**WHAT NEEDS TO BE DONE**:
Print all of the records. Exclude the images.

•••••

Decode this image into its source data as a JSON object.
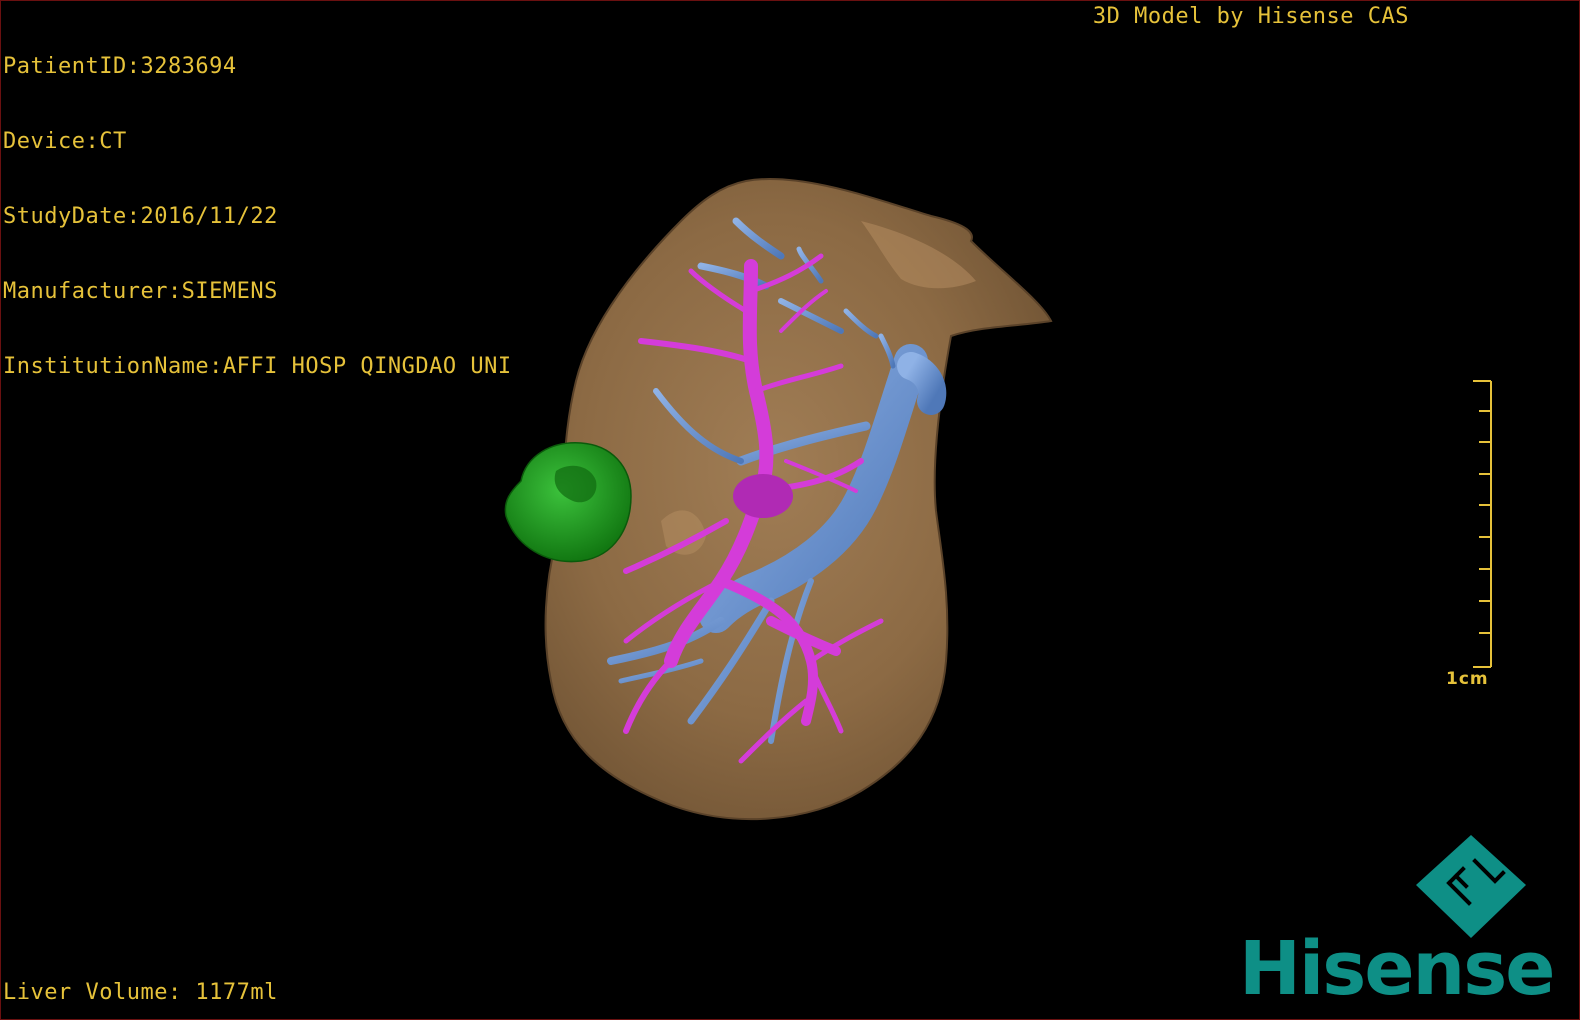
{
  "study_info": {
    "patient_id": "PatientID:3283694",
    "device": "Device:CT",
    "study_date": "StudyDate:2016/11/22",
    "manufacturer": "Manufacturer:SIEMENS",
    "institution": "InstitutionName:AFFI HOSP QINGDAO UNI"
  },
  "brand_caption": "3D Model by Hisense CAS",
  "liver_volume": "Liver Volume: 1177ml",
  "scale": {
    "label": "1cm",
    "tick_count": 10
  },
  "logo": {
    "mark_text": "FL",
    "word": "Hisense"
  },
  "colors": {
    "text": "#e6c23a",
    "liver": "#8c6a44",
    "portal_vein": "#d43cd9",
    "hepatic_vein": "#6e98d6",
    "lesion": "#1ea01e",
    "brand": "#0e8f86"
  },
  "icons": {
    "logo_mark": "diamond-logo-icon"
  }
}
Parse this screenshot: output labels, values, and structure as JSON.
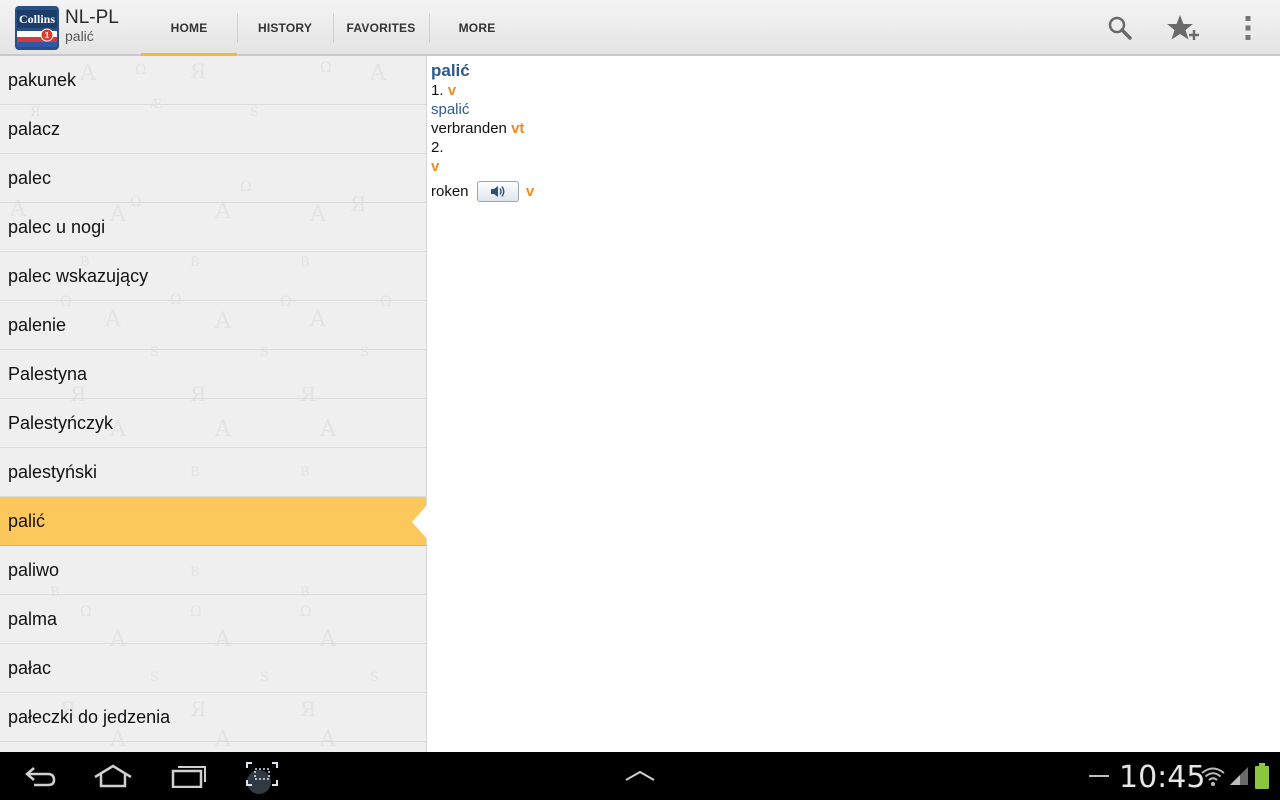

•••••

**TASK RESPONSE**:
Decode this image into its source data as a JSON object.
{
  "study_info": {
    "patient_id": "PatientID:3283694",
    "device": "Device:CT",
    "study_date": "StudyDate:2016/11/22",
    "manufacturer": "Manufacturer:SIEMENS",
    "institution": "InstitutionName:AFFI HOSP QINGDAO UNI"
  },
  "brand_caption": "3D Model by Hisense CAS",
  "liver_volume": "Liver Volume: 1177ml",
  "scale": {
    "label": "1cm",
    "tick_count": 10
  },
  "logo": {
    "mark_text": "FL",
    "word": "Hisense"
  },
  "colors": {
    "text": "#e6c23a",
    "liver": "#8c6a44",
    "portal_vein": "#d43cd9",
    "hepatic_vein": "#6e98d6",
    "lesion": "#1ea01e",
    "brand": "#0e8f86"
  },
  "icons": {
    "logo_mark": "diamond-logo-icon"
  }
}
Parse this screenshot: output labels, values, and structure as JSON.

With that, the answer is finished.